Heaven forbid anything take itself seriously! Read on for the truth about Michael Krueger's Night Vision...

Monday, December 2, 2019

“I Just Automatically Think of Mosquitoes” - Fatal Exposure (1989) - Film #163


There are times when a filmmaker takes a risk by combining multiple genres, and the result is a refreshing step above the limitations of any of its genres. Such is the case with director Peter B. Good's Fatal Exposure (1989), a shot-on-video mixture of late-night soft-core antics and gore movies.

While some critics in your universe appreciate the film, others do not. For example, reviewer Chouty writes, "If you want to see a bunch of cheap Special FX with no class, rent this movie. But I wouldn't waste my $2.00 on it." And reviewer JimInDC writes, "Photographer kidnaps and kills models while his dense girlfriend procures more victims without having any clue as to what he is doing. Made on a $1.59 budget."
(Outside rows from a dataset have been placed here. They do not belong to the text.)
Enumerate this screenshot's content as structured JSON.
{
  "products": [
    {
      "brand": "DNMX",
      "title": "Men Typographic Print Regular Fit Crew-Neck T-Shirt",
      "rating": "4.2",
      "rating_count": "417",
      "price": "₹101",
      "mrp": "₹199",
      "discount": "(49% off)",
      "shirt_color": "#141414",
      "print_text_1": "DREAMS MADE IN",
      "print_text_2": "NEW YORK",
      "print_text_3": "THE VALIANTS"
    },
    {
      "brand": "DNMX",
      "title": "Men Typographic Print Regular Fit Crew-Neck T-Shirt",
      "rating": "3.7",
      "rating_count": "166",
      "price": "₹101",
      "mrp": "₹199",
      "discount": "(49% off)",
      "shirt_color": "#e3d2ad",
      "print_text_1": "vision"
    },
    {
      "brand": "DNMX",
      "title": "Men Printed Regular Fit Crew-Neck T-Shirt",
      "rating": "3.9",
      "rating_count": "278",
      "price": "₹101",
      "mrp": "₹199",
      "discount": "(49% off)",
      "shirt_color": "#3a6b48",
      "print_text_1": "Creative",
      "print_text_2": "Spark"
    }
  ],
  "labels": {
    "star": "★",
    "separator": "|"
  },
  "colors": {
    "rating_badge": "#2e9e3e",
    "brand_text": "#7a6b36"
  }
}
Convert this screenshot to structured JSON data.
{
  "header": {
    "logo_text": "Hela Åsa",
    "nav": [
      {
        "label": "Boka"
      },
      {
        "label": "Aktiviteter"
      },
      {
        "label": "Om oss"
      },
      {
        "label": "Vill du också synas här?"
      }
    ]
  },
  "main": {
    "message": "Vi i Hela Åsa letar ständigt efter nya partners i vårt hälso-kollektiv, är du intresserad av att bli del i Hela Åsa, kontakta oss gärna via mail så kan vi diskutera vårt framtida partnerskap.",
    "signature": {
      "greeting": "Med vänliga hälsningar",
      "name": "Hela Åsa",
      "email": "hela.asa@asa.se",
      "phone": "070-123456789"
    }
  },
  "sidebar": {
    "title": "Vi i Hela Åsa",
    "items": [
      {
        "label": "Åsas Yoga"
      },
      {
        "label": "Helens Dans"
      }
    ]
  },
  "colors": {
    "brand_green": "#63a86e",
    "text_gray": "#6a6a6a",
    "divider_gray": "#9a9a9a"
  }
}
Read on for an appreciation of the many charms of Fatal Exposure...

Thursday, November 28, 2019

Happy Thanksgiving!



Happy Thanksgiving!
Now go watch Blood Rage (1987) ...

  


Monday, November 25, 2019

"Expect Your Enemy Any Time, Any Place" - The Stay Awake (1988) - Film #162


For those audience members interested in combining a slasher movie with the 1980s sitcom The Facts of Life, The Stay Awake (1988) fits the bill nicely. The film introduces a supernatural killer with the ambitious goal of ravaging and, for some reason, marrying schoolgirls.

With such an original plot, I would expect your universe's critics to view The Stay Awake favorably. I would be wrong. Reviewer Shadow_Destiny writes, "I wish I never saw it! This movie is easily summed up in one word... Boring! The first hour or so of the movie is just a bunch of girls talking and goofing around." (How could such a thing be boring?) The next day, Shadow_Destiny posted another review of the same film, adding, "The only reason I would recommend this movie is if you are suffering from insomnia... because this movie WON"T make you stay awake!" On a related note, a reviewer with the name insomniac_rod writes, "Please avoid this one at all costs. There's nothing good about it..."

Continue reading to hear the truth about The Stay Awake...

Monday, November 18, 2019

"So We'll Miss the Food Part. Who Cares?" - End of the World (1977) - Film #161


It is time (past time, if you ask me) to explore one of Charles Band's early films as a producer, a collaboration with the great Christopher Lee called End of the World (1977), a science fiction classic produced one year before one of Mr. Band's breakout hits, Laserblast (1978).

As usual, brilliance tends to go unrecognized by your universe's film critics. Reviewer buddydavis writes, "this movie is truly almost unwatchable due to the disjointed script and plot, poor effects and sound, poor image quality (the image is so dark it is almost impossible to view many of the scenes)..." Reviewer vampi1960 writes inaccurately, "like tentacles(77) a good cast does not mean it'll be a good film." And reviewer Maciste_Brother writes, "Wow, END OF THE WORLD is a singularly underwhelming cinematic experience."

Please read on...